“This is a day to celebrate as the partnership means the process from discovery to medical care is accelerated.”

The Hormel Institute, University of Minnesota and Mayo Clinic’s biomedical research will use available funding and research efforts to more effectively and efficiently translate research findings to medical practice to advance the understanding of disease and disease processes with the main focus on cancer.

The Hormel Foundation intends to provide the research facility or facilities to house the partnership’s research and other activities as well as provide ongoing operational and targeted funding for the Institute.   

“This important collaboration will expand reach and capacity for both University of Minnesota and Mayo Clinic at The Hormel Institute,” said Richard L. Knowlton, Chairman of The Hormel Foundation.  “We are proud to make such major progress to support cancer research today.”

Following the agreement signing and lunch meeting, President Kaler toured The Hormel Institute’s facility, which underwent a nearly $25 million expansion project led by The Hormel Foundation three years ago, including development of a growing International Center of Research Technology.

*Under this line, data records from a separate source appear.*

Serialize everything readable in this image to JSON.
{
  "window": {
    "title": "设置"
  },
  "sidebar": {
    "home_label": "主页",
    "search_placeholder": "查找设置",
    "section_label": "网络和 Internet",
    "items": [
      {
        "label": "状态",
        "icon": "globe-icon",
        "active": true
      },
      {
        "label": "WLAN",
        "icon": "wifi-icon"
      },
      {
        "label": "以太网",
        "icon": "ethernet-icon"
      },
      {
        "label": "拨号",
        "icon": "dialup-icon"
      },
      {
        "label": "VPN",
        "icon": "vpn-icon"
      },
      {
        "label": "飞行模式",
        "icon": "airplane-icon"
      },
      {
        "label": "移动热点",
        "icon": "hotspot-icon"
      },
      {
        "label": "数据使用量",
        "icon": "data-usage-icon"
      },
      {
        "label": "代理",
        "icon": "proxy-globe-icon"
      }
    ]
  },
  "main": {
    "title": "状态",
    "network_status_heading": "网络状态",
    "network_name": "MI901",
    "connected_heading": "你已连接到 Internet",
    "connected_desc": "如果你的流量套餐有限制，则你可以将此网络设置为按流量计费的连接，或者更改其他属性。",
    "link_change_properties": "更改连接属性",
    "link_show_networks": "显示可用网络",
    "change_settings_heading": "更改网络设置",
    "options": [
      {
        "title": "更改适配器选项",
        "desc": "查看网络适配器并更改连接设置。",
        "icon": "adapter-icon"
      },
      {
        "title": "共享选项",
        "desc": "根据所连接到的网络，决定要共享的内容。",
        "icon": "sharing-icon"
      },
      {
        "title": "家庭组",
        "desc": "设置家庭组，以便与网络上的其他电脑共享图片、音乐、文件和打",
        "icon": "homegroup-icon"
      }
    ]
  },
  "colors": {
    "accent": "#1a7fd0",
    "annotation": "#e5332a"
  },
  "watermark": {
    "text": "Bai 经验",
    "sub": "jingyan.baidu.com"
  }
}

Also part of the agreement, a new composition of The Hormel Institute Advisory Board convened for the first time Tuesday before the signing, with Dong serving as its chairman.
The new board is now comprised of seven members, who include the Executive Director and two representatives each from The Hormel Foundation, University of Minnesota and Mayo Clinic.
 Gary Ray, vice chairman of The Hormel Foundation, will serve as the The Hormel Institute’s vice chair. 

Other members of the advisory board include Dr. Tim Mulcahy, Vice President for Research at the University of Minnesota; Dr. Allen Levine, Dean of the College of Food, Agricultural and Natural Resource Sciences at the University of Minnesota; Dr. Robert Rizza, Executive Dean for Research at Mayo Clinic; Dr. Robert Diasio, Director of the Mayo Clinic Cancer Center and Jeffrey Ettinger, President/CEO of Hormel Foods Corporation.

“Mayo Clinic welcomes the opportunity to partner more closely with The Hormel Institute and the University of Minnesota to translate cutting edge research into effective treatments for patients,” says Dr. John Noseworthy, President/CEO of Mayo Clinic.  “Together there is much we can and will do to improve the health care in our state and around the world.”

Since its inception in 1942, The Hormel Institute has been part of the University of Minnesota, with its board including representatives from the University of Minnesota, The Hormel Foundation and Mayo Clinic.

 In August 2006, the University of Minnesota, Mayo Clinic and The Hormel Foundation entered into an agreement to include Mayo in increased collaboration on research projects that would uniquely recognize and incorporate strengths of Mayo and the University, with those research projects being conducted in Austin.

About The Hormel Institute
The Hormel Institute is a world-renowned medical research center specializing in researching nontoxic ways to prevent or control cancer. It comprises a group of highly successful medical scientists who have focused their efforts on determining the basic molecular mechanisms of cancer development to develop new anti-cancer agents.

About The Hormel Foundation
The Hormel Foundation, a nonprofit 501(c)3 organization, was established in 1941 by Hormel Foods Corporation founder George A. Hormel and his son, Jay C. Hormel. Contributions from The Hormel Foundation directly benefit Mower County, Minnesota.

About the University of Minnesota
 The University of Minnesota is a nationally and internationally respected research and land-grant institution committed to teaching and learning, outreach and public service and research and discovery.  Its increasingly well-prepared student body can choose from a variety of innovative educational programs in both traditional fields and interdisciplinary programs.  The university has five campuses:  Crookston, Duluth, Morris, Rochester and the Twin Cities; together more than 67,000 students enrolled in fall 2010.  For more information, visit
About Mayo Clinic
Mayo Clinic is a nonprofit worldwide leader in medical care, research and education for people from all walks of life. For more information, visit or